Problem to solve =
Go line by line through the data and copy those with the word "назад".

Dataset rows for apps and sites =
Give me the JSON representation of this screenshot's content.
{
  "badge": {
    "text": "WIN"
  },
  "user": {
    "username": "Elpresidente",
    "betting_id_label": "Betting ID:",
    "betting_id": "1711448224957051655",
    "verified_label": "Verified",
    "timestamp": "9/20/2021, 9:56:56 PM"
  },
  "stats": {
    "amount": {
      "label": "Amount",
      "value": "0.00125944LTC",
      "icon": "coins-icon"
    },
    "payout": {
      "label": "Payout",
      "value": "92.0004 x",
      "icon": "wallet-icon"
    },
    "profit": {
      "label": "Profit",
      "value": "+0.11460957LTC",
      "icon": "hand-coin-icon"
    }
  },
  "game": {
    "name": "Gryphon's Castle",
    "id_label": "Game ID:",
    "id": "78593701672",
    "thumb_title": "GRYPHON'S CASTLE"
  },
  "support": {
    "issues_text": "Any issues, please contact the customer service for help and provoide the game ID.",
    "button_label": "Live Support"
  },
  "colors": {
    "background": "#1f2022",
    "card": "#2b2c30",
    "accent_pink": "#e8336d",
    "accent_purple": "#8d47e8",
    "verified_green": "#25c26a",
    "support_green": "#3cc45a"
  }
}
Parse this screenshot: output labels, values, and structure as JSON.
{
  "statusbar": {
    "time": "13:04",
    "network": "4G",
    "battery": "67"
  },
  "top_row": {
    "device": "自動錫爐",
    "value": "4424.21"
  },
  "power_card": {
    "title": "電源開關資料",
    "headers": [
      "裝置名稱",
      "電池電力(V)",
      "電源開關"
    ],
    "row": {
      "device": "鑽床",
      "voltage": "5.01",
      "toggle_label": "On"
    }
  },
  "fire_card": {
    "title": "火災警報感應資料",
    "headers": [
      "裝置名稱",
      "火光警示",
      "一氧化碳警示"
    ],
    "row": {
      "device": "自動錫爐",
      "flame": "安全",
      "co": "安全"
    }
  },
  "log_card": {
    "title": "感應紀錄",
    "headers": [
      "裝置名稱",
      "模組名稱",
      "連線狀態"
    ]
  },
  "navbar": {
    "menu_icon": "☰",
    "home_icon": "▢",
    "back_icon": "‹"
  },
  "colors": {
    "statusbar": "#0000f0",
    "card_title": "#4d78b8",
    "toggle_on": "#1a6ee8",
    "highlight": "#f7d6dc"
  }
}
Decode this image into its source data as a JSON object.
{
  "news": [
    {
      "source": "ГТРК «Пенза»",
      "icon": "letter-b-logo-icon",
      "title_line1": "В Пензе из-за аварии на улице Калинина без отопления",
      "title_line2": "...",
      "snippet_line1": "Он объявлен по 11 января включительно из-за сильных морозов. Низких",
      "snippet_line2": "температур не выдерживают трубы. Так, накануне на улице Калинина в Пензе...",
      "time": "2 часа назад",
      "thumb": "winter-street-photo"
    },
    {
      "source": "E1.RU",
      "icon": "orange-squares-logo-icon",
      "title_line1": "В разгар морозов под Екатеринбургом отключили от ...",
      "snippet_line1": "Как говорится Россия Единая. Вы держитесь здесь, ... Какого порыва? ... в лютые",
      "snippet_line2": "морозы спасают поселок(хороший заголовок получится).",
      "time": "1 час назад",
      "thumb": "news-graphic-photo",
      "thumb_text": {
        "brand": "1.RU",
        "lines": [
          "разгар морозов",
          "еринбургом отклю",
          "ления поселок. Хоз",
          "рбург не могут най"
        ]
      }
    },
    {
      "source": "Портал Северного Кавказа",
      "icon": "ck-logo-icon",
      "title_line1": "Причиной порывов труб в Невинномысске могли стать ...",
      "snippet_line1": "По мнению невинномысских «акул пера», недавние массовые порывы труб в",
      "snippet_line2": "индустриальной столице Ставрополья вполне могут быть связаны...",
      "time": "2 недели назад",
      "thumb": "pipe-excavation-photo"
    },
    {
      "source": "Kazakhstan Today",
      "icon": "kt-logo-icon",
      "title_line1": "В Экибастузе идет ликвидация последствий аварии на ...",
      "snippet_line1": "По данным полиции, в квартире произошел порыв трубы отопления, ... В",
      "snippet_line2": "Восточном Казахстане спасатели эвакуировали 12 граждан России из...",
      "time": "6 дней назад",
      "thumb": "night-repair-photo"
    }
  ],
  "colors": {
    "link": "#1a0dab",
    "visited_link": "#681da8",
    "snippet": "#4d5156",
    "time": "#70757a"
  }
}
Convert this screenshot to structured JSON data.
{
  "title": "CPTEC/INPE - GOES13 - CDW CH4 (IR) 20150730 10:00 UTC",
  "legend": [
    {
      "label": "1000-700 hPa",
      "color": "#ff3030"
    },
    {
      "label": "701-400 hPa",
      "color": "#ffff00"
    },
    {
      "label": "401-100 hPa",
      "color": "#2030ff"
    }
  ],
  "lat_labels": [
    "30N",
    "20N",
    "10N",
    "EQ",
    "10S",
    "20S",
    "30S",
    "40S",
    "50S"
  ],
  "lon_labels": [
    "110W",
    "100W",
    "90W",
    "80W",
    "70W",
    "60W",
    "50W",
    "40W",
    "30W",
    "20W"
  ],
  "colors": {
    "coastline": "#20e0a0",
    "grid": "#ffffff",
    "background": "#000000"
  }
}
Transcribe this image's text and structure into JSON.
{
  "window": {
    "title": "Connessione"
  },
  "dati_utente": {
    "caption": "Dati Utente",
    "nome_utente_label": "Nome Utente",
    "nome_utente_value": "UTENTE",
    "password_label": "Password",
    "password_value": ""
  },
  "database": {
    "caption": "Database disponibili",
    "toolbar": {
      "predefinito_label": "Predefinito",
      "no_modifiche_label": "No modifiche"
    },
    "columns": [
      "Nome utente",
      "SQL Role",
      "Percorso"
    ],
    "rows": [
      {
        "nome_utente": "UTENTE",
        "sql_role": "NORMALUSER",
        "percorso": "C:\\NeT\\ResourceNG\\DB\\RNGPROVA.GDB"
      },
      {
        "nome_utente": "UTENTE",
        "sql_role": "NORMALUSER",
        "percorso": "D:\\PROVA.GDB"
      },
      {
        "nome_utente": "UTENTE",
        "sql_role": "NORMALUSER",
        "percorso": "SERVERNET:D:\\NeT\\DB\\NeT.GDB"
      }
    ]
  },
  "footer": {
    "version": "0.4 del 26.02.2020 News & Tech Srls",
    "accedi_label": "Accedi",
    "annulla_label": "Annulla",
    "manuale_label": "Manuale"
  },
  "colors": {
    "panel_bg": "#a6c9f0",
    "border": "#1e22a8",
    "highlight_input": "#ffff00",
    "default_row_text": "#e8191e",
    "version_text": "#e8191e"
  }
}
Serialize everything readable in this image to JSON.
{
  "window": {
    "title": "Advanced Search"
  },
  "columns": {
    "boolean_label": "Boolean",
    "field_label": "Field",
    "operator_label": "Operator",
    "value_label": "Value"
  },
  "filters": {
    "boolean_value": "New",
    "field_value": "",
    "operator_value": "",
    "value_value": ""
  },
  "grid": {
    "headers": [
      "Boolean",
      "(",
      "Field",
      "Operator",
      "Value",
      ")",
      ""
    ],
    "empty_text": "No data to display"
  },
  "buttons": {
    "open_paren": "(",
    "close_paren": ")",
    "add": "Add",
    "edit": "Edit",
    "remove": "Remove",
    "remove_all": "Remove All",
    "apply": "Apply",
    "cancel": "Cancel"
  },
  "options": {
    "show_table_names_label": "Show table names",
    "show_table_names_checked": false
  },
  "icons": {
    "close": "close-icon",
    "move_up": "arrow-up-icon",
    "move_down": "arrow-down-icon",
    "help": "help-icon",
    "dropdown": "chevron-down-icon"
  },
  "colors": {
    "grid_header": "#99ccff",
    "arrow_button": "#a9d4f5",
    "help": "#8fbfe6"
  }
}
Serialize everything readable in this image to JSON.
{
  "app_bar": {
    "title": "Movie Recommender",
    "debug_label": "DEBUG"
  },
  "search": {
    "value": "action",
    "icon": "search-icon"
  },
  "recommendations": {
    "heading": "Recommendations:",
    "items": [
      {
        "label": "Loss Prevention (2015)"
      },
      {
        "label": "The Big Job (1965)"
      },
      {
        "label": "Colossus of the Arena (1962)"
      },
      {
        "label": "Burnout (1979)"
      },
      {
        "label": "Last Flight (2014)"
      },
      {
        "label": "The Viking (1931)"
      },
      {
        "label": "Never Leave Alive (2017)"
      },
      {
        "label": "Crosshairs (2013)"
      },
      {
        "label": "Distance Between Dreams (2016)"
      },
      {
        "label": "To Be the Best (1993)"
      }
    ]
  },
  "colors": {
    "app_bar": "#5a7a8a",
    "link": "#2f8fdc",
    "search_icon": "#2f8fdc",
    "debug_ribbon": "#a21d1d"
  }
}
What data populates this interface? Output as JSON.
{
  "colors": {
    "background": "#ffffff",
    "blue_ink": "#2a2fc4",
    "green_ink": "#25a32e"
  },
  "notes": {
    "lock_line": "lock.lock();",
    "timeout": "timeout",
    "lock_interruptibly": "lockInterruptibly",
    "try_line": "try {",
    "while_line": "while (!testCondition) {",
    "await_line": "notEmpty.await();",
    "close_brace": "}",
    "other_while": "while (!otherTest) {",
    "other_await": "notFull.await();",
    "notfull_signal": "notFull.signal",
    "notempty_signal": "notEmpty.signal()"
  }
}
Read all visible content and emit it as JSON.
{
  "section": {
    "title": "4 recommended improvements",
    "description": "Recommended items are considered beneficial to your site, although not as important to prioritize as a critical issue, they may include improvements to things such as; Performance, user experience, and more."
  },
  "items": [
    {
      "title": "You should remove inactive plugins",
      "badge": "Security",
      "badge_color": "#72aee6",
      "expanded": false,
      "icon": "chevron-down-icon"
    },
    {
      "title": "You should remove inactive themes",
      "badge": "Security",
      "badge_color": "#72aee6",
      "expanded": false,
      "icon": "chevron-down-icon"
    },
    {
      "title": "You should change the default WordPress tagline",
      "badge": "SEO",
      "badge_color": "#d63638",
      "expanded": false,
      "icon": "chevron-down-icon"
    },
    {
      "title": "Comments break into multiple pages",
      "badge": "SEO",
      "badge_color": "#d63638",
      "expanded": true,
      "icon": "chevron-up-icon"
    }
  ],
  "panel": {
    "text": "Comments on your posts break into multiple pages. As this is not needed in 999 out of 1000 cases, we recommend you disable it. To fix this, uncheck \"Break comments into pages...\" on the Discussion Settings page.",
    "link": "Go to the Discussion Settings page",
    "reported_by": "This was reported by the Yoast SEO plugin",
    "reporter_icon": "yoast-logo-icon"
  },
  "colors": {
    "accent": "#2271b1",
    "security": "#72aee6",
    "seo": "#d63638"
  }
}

Output below =
      "time": "2 часа назад",
      "time": "1 час назад",
      "time": "2 недели назад",
      "time": "6 дней назад",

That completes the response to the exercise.